non-profit organizations with radio broadcast capabilities. In Seattle,
KCMU started to play national and international bands like U2,
Psycadelic Furs, the Ramones, Iggy, and Souxie and the Banshees while
also propping up local acts such as the Fastbacks (w/Mr. Bloch),
Solger, X-15, the Accident, and DOA. You weren't gonna like all of it,
but KCMU became a radio station that started to expand the local music
scenes' horizons. Punk Rock and New Wave gigs began to attract such a
large crowd, in fact, that an AM music station (KJET!!) sprang up.
Commercial alternative radio had arrived in Seattle.
Indie music comes
from a term first used in the early 80's by smaller stand-alone record
stores. One could search through records using the alphabetical tags
that popped above the 12" height of the rows of records. More
adventuresome listeners could seek the harder-to-find bands in the
'indie' bin. Simply put, these were smaller acts on tiny independent
labels. Of course, as the popularity of these bands grew, major labels
offered up a more lucrative deals to these acts. The 'indie' bin
however, remained the place to find cutting edge music, and eventually
became a marketing tool for major record companies later in the 80s
until this very day. A band would garner much more 'street cred' if
they were deemed to be an indie band. Larger labels soon began to form
smaller imprint labels to cater to this record-buying street ethic.
Alternative and Indie music became very, very popular. Like all things
that become popular, there are those that exploit them for the cash
value. This commercialism, in turn, causes a rush to the
bandwagon...and this is what we witnessed sometime around 1998. Where
once had been originality with the likes of Pearl Jam and the Beastie
Boys, now stood watered-down copycats such as Creed and Limp Bizkit.
Alternative radio had once been a place to find new music and re-visit
killer songs by the Stooges and Joy Division. The term 'alternative'
was fast becoming the magnet by which audience-seeking advertisers
would be drawn to.
Of course with alternative radio becoming so commercial, programmers
will eventually do what their advertisers ask...PLAY IT SAFE and don't
alienate any part of our audience. Radio has become so damn vanilla
that it's a wonder ANYONE listens anymore. I know that I don't.
rock" on the other hand, has become a catchall phrase for music that
must seemingly remain lo-fi. I get it, and I really like a lot of indie
music (are Shiny Toy Guns indie?), but when a band like the Yeah Yeah
Yeahs claim that they are 'indie' while being signed to the biggest
major corporate conglomerate record label (Interscope/Universal), I
just have a hard time swallowing indie cred. It just seems like another
selling tool and a good one at that. Hey, there is nothing wrong with
making money whilst doing your art. The 'indie' moniker alas, just
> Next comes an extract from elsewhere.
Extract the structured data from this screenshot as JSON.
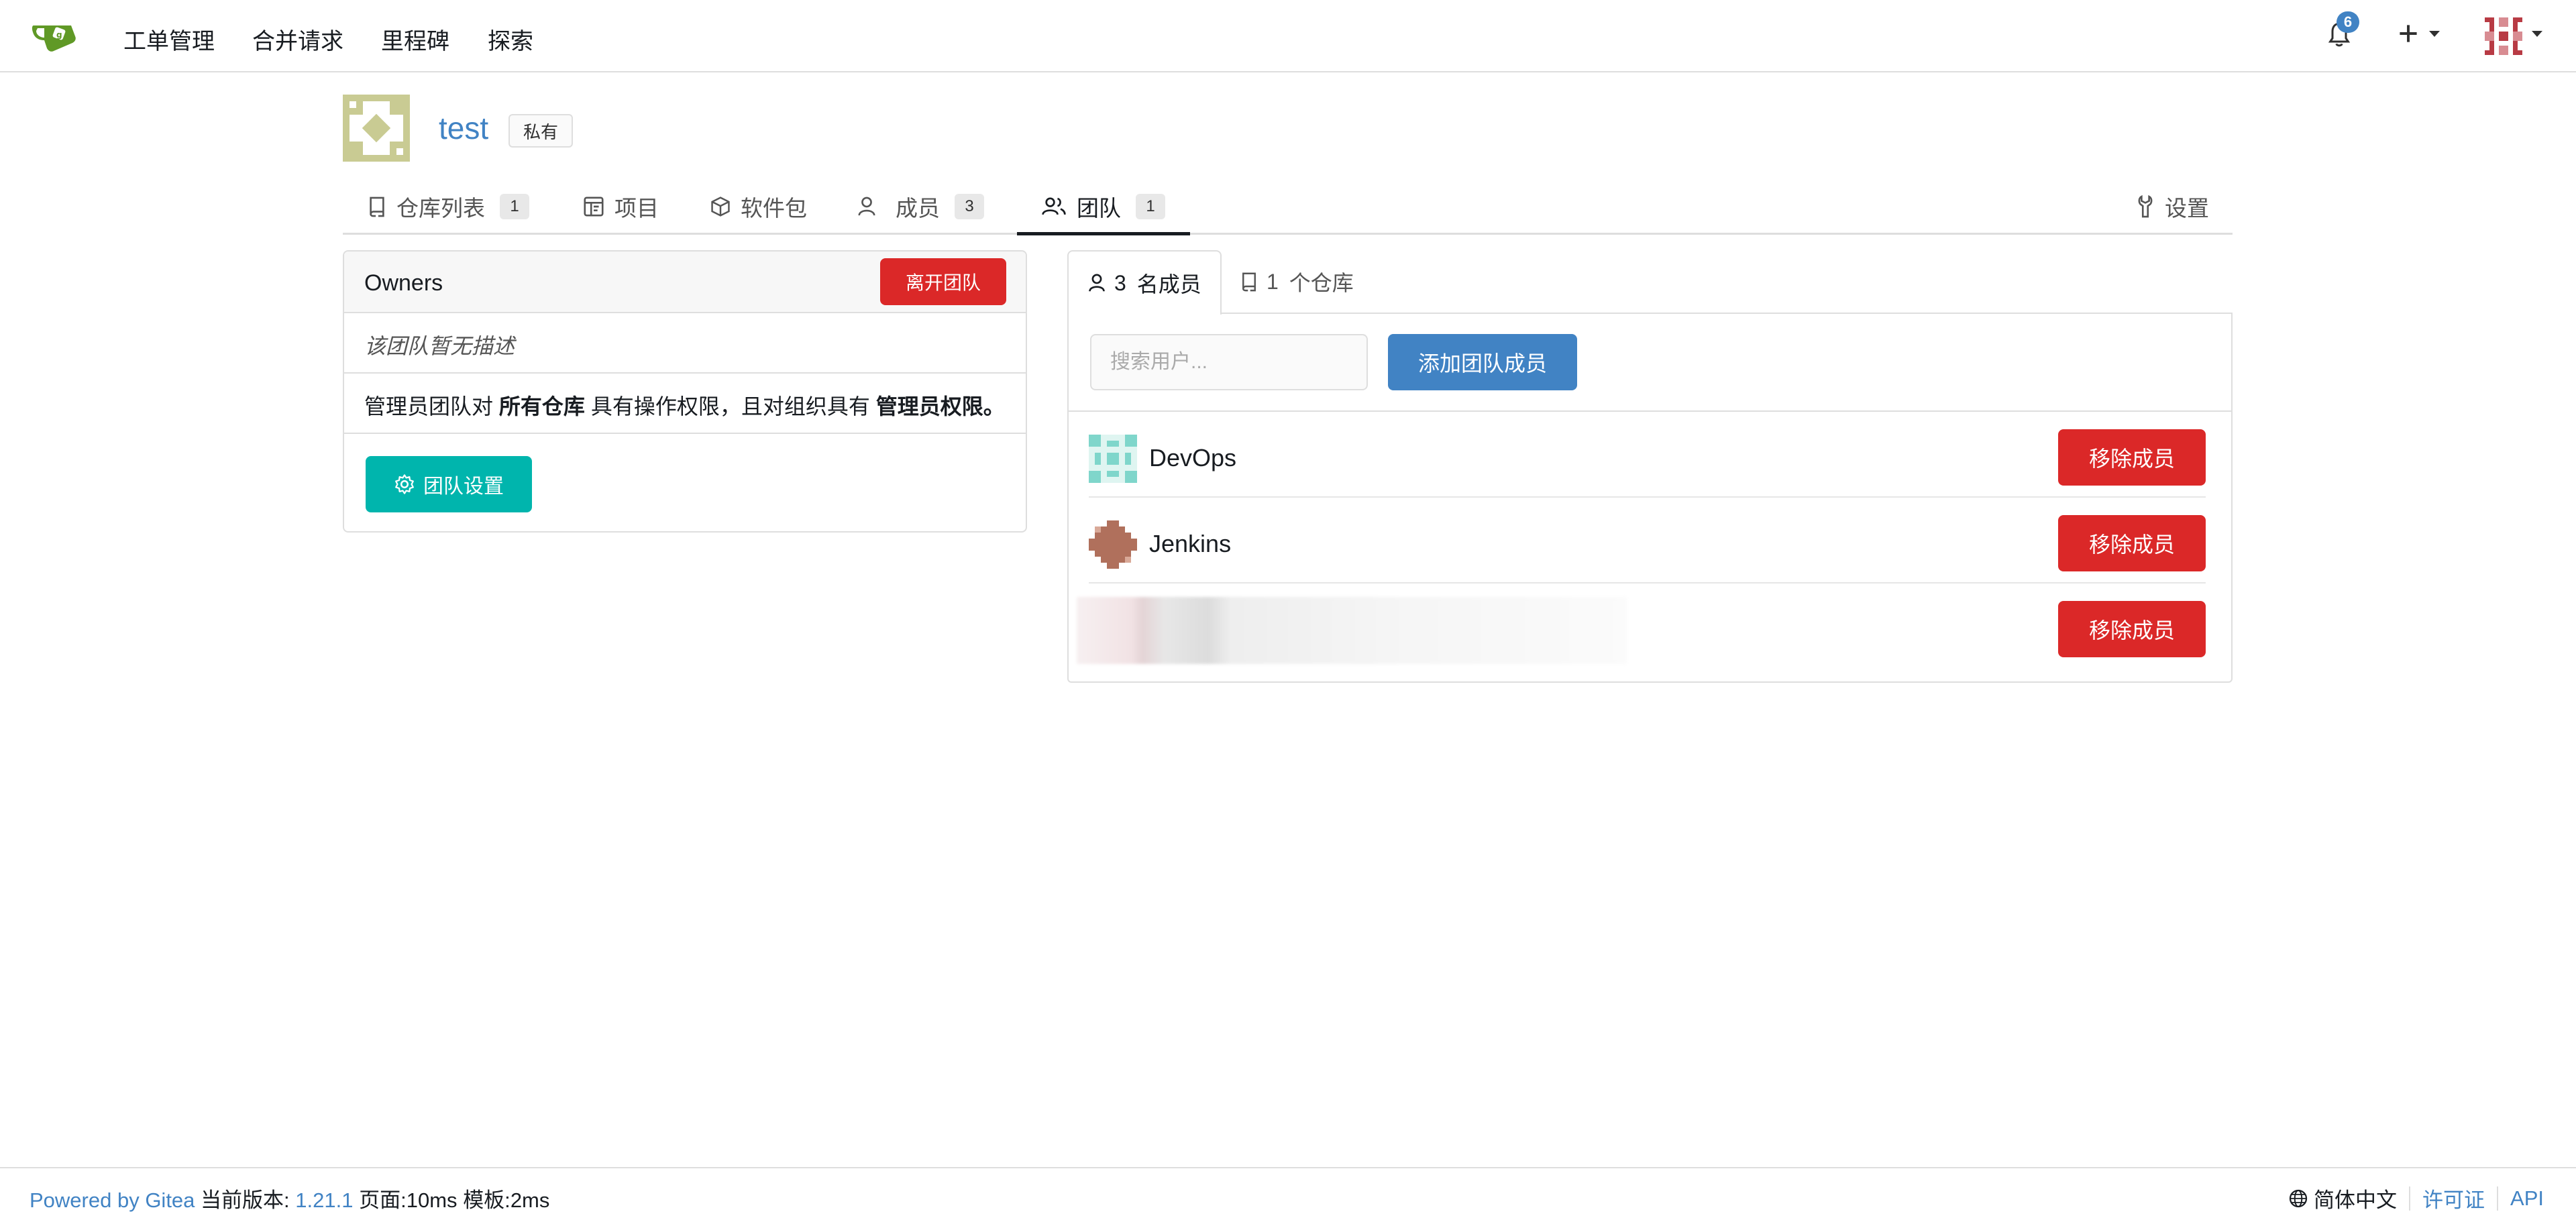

seems to be another contrived piece of misleading word-smithery and
low-resolution imagery. Hey, Urban Outfitter's has got the one-stop
indie lifestyle thing down to a T!
So, let's get back to Kurt Bloch.
In my opinion, the way this guy leads his life and plays his music
should be a touchstone for all of us who get too caught up in trying to
label art. This dude has never changed his tune. The Fastbacks will go
down as a band that kept its integrity, if nothing else. Kurt is still
a guy who gets real, real excited about new music (or any music for
that matter, he's a walking encyclopedia!). He works at Gibson guitars
because, well, he loves guitars! His new band, Thee Sgt. Major III are
killer because they are oh so obviously 'in it' for the pure love of
playing live and writing songs.
Kurt never took much stock in labeling
anything, that's for sure. He is a one-of-a-kind, the kind of talent
that makes you forget all about what should or shouldn't be 'correct'
in the music industry today.
That's my two-cents, anyway.